The area is true desert, with rain occurring only once every 6 or 7 years. But despite its climate, the metropolis developed very early, because it was here that the navigable Nile becomes mischievous. This is the first rapids of many that will subsequently be encountered on the river trip down to its source in Lake Victoria.

This natural barrier on the Nile became the obvious demarcation of the great empires of early Egypt. Remembering that the Nile flows north 750 miles to the Mediterranean, and that this is considered Upper Egypt, Aswan was thought by many of the ancients to be the birthplace of Egyptian civilization. The goddess Eileithyia is the area’s great divinity, and she is the goddess of childbirth.

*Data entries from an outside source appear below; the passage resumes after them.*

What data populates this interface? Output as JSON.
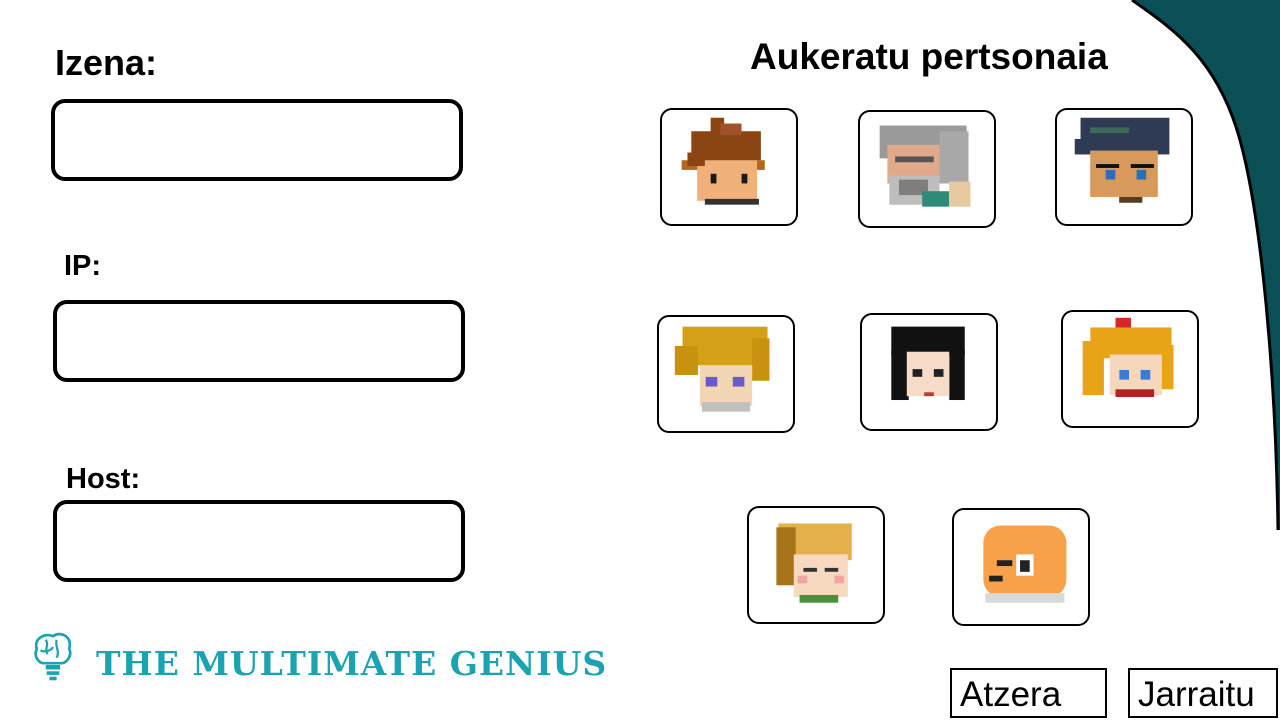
{
  "form": {
    "name_label": "Izena:",
    "name_value": "",
    "ip_label": "IP:",
    "ip_value": "",
    "host_label": "Host:",
    "host_value": ""
  },
  "character_select": {
    "heading": "Aukeratu pertsonaia",
    "characters": [
      {
        "id": "char-brown-spiky-hair"
      },
      {
        "id": "char-grey-beard-elder"
      },
      {
        "id": "char-dark-hair-boy"
      },
      {
        "id": "char-golden-hair"
      },
      {
        "id": "char-black-hair-girl"
      },
      {
        "id": "char-orange-hair-bow"
      },
      {
        "id": "char-blond-bob"
      },
      {
        "id": "char-orange-round-head"
      }
    ]
  },
  "buttons": {
    "back_label": "Atzera",
    "continue_label": "Jarraitu"
  },
  "logo": {
    "text": "THE MULTIMATE GENIUS",
    "icon": "brain-lightbulb-icon"
  },
  "colors": {
    "accent_corner": "#0b4f57",
    "logo": "#1aa3b0"
  }
}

Before its first cataract, the Nile was huge in Aswan, almost two miles wide. In 1902 the British and French colonial powers created the first dam, but the great achievement was in 1970, when the “High Dam” was completed with assistance from the then Soviet Union. Both dams allowed the irascible Nile to be tamed, so that the radical flooding and rescinding of waters was better managed northwards. It also continues to provide almost all of Egypt’s electricity.